In this paper I examine the notion of reverential fear timor reverentialis (i.e. the natural respect and awe that a subject feels towards a superior, such as a son toward his father, or a wife toward her husband) in connection with freedom of consent. Already in the Thirteenth Century canonists and theologians, such as for example Hostiensis and Thomas of Chobham, acknowledged the particular difficulties to assess force and fear in marriage cases where the parties were economically, socially and even emotionally dependant on those most likely to use force and fear against them (i.e. parents/guardians). The most developed discussion on the subject of reverential fear is however to be found in Tomàs Sànchez De Sancti Matrimonii Sacramento from 1602. <br/><br>
To judge the impact of force and fear in marriage cases the relationship between the involved parties was, according to Sanchez, of central importance. Reverential fear could not be considered as in itself sufficient to render a marriage invalid, but it was an important aspect to consider when assessing the impact of additional fear or threats. All facts and circumstances, such as for example the father’s character and his relationship with his children, must be taken into account to determine whether consent was freely given<br/><br>

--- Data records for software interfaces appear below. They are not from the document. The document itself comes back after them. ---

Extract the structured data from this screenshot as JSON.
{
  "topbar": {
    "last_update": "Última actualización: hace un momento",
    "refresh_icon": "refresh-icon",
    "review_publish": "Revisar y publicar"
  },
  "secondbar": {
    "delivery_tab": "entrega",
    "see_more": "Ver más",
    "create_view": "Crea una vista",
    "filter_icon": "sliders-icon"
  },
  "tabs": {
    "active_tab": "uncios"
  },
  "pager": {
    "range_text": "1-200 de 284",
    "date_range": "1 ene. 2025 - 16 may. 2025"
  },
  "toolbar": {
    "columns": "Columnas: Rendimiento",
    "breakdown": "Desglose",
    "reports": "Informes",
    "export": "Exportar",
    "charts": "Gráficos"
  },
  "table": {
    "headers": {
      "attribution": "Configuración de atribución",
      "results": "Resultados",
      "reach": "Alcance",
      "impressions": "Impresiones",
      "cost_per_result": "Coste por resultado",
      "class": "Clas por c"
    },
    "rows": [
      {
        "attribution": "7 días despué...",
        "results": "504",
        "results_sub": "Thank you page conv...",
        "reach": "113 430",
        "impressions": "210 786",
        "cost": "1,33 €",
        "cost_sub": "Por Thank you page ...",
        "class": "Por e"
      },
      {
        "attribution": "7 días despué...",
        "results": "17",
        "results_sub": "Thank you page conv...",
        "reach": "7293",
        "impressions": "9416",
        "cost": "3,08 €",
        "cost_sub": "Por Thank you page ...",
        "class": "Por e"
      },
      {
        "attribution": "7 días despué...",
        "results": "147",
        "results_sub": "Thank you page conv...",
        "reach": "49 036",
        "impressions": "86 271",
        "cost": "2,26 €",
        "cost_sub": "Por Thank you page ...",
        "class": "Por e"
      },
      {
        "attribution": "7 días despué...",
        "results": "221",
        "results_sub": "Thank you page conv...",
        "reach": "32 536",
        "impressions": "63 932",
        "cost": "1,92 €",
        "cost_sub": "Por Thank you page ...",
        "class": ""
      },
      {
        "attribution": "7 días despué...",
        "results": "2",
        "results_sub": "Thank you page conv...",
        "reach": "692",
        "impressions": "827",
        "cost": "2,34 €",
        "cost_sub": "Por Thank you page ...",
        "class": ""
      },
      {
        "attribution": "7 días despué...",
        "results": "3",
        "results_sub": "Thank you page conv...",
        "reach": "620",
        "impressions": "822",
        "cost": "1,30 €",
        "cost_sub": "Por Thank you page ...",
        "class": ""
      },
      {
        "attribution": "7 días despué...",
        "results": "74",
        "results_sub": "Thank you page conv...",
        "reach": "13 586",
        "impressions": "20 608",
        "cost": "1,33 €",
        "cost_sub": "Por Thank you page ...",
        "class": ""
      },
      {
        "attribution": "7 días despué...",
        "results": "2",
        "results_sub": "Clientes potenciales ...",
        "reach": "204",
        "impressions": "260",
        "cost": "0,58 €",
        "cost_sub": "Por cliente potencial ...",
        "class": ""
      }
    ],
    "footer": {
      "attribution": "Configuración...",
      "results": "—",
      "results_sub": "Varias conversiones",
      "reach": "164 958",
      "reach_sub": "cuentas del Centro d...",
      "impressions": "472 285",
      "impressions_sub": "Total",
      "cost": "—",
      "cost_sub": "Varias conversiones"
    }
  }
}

Sanchez account gives a subtle analysis of the complexity of human emotions and their impact on free consent as well as a valuable insight in how relationships within the family could be perceived in the late Sixteenth Century.},
  author       = {Christensen-Nugues, Charlotte},
  keyword      = {Tomas Sanchez,timor reverentialis,consent,Marriage,Medieval Canon Law},
  language     = {eng},
  title        = {Reverential fear and consent to marriage},
  year         = {2009},
}